# WHAT IS REQUIRED
The result should be every line of the listing that holds the word "title".

== Segment start ==

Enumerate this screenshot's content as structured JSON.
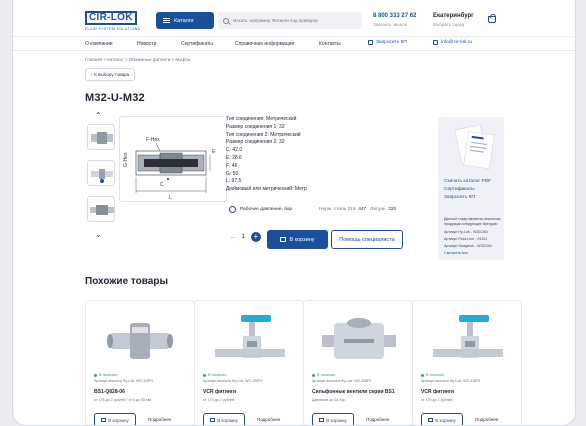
{
  "header": {
    "logo_text": "CIR-LOK",
    "logo_tagline": "FLUID SYSTEM SOLUTIONS",
    "catalog_label": "Каталог",
    "search_placeholder": "Искать: например Фитинги под приварку",
    "phone": "8 800 333 27 62",
    "callback_label": "Заказать звонок",
    "city": "Екатеринбург",
    "city_sub": "Выбрать город"
  },
  "nav": {
    "items": [
      "О компании",
      "Новости",
      "Сертификаты",
      "Справочная информация",
      "Контакты"
    ],
    "request_label": "Запросить КП",
    "email": "info@cir-lok.ru"
  },
  "breadcrumb": "Главная  >  Каталог  >  Обжимные фитинги  >  Муфты",
  "back_label": "К выбору товара",
  "product": {
    "title": "M32-U-M32",
    "specs": [
      "Тип соединения: Метрический",
      "Размер соединения 1: 32",
      "Тип соединения 2: Метрический",
      "Размер соединения 2: 32",
      "C: 42.0",
      "E: 28.6",
      "F: 46",
      "G: 50",
      "L: 97.5",
      "Дюймовый или метрический: Метр"
    ],
    "pressure_label": "Рабочее давление, бар",
    "steel_label": "Нерж. сталь 316",
    "steel_value": "447",
    "latun_label": "Латунь",
    "latun_value": "320",
    "quantity": "1",
    "cart_label": "В корзину",
    "help_label": "Помощь специалиста"
  },
  "catalog_card": {
    "download": "Скачать каталог PDF",
    "certificates": "Сертификаты",
    "request": "Запросить КП",
    "note": "Данный товар является аналогом продукции следующих брендов:",
    "articles": [
      "Артикул Hy-Lok - W32C6N",
      "Артикул Fluid-Line - 9132J",
      "Артикул Swagelok - W32C6N"
    ],
    "more": "Смотреть все"
  },
  "similar": {
    "title": "Похожие товары",
    "cards": [
      {
        "stock": "В наличии",
        "article": "Артикул аналога Hy-Lok: WS-328F0",
        "name": "BS1-Q828-06",
        "price": "от 175 до 2 рублей / от 5 до 55 мм",
        "cart": "В корзину",
        "more": "Подробнее"
      },
      {
        "stock": "В наличии",
        "article": "Артикул аналога Hy-Lok: WS-328F0",
        "name": "VCR фитинги",
        "price": "от 175 до 2 рублей",
        "cart": "В корзину",
        "more": "Подробнее"
      },
      {
        "stock": "В наличии",
        "article": "Артикул аналога Hy-Lok: WS-328F0",
        "name": "Сильфонные вентили серии BS1",
        "price": "Давление до 64 бар",
        "cart": "В корзину",
        "more": "Подробнее"
      },
      {
        "stock": "В наличии",
        "article": "Артикул аналога Hy-Lok: WS-328F0",
        "name": "VCR фитинги",
        "price": "от 175 до 2 рублей",
        "cart": "В корзину",
        "more": "Подробнее"
      }
    ]
  },
  "colors": {
    "accent": "#1a4f9c",
    "stock": "#3ea55a",
    "valve_handle": "#2aa8d6"
  }
}
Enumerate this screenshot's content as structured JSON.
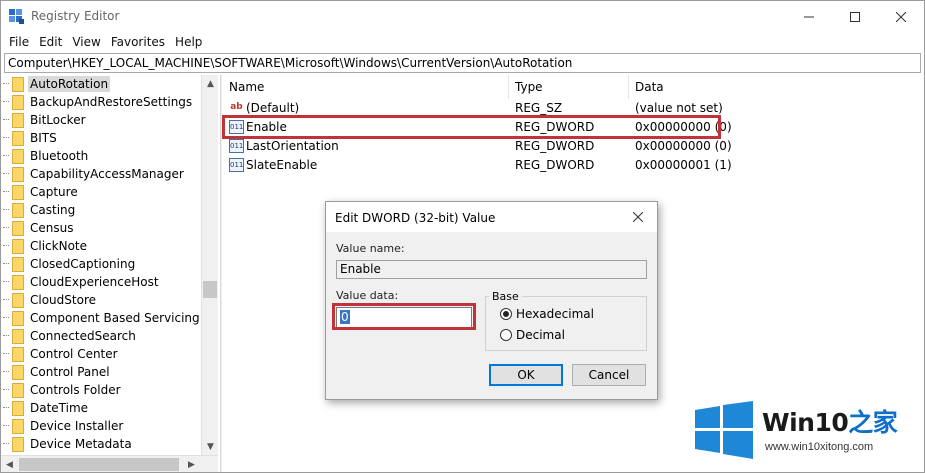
{
  "window": {
    "title": "Registry Editor",
    "controls": {
      "minimize": "minimize",
      "maximize": "maximize",
      "close": "close"
    }
  },
  "menu": [
    "File",
    "Edit",
    "View",
    "Favorites",
    "Help"
  ],
  "address": "Computer\\HKEY_LOCAL_MACHINE\\SOFTWARE\\Microsoft\\Windows\\CurrentVersion\\AutoRotation",
  "tree": {
    "items": [
      "AutoRotation",
      "BackupAndRestoreSettings",
      "BitLocker",
      "BITS",
      "Bluetooth",
      "CapabilityAccessManager",
      "Capture",
      "Casting",
      "Census",
      "ClickNote",
      "ClosedCaptioning",
      "CloudExperienceHost",
      "CloudStore",
      "Component Based Servicing",
      "ConnectedSearch",
      "Control Center",
      "Control Panel",
      "Controls Folder",
      "DateTime",
      "Device Installer",
      "Device Metadata"
    ],
    "selected": "AutoRotation"
  },
  "values": {
    "columns": {
      "name": "Name",
      "type": "Type",
      "data": "Data"
    },
    "rows": [
      {
        "icon": "string-value-icon",
        "icon_glyph": "ab",
        "name": "(Default)",
        "type": "REG_SZ",
        "data": "(value not set)"
      },
      {
        "icon": "dword-value-icon",
        "icon_glyph": "011",
        "name": "Enable",
        "type": "REG_DWORD",
        "data": "0x00000000 (0)"
      },
      {
        "icon": "dword-value-icon",
        "icon_glyph": "011",
        "name": "LastOrientation",
        "type": "REG_DWORD",
        "data": "0x00000000 (0)"
      },
      {
        "icon": "dword-value-icon",
        "icon_glyph": "011",
        "name": "SlateEnable",
        "type": "REG_DWORD",
        "data": "0x00000001 (1)"
      }
    ],
    "highlighted_row": "Enable"
  },
  "dialog": {
    "title": "Edit DWORD (32-bit) Value",
    "value_name_label": "Value name:",
    "value_name": "Enable",
    "value_data_label": "Value data:",
    "value_data": "0",
    "base_label": "Base",
    "base_options": [
      "Hexadecimal",
      "Decimal"
    ],
    "base_selected": "Hexadecimal",
    "ok_label": "OK",
    "cancel_label": "Cancel"
  },
  "watermark": {
    "brand_prefix": "Win10",
    "brand_suffix": "之家",
    "url": "www.win10xitong.com"
  },
  "colors": {
    "highlight": "#c0333b",
    "selection": "#3a75c4",
    "folder": "#fcd667",
    "brand_blue": "#0f6fc6"
  }
}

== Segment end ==

# RESULT FOR THIS EXERCISE
    "title": "M32-U-M32",
    "title": "Похожие товары",
    "title": "Registry Editor",
    "title": "Edit DWORD (32-bit) Value",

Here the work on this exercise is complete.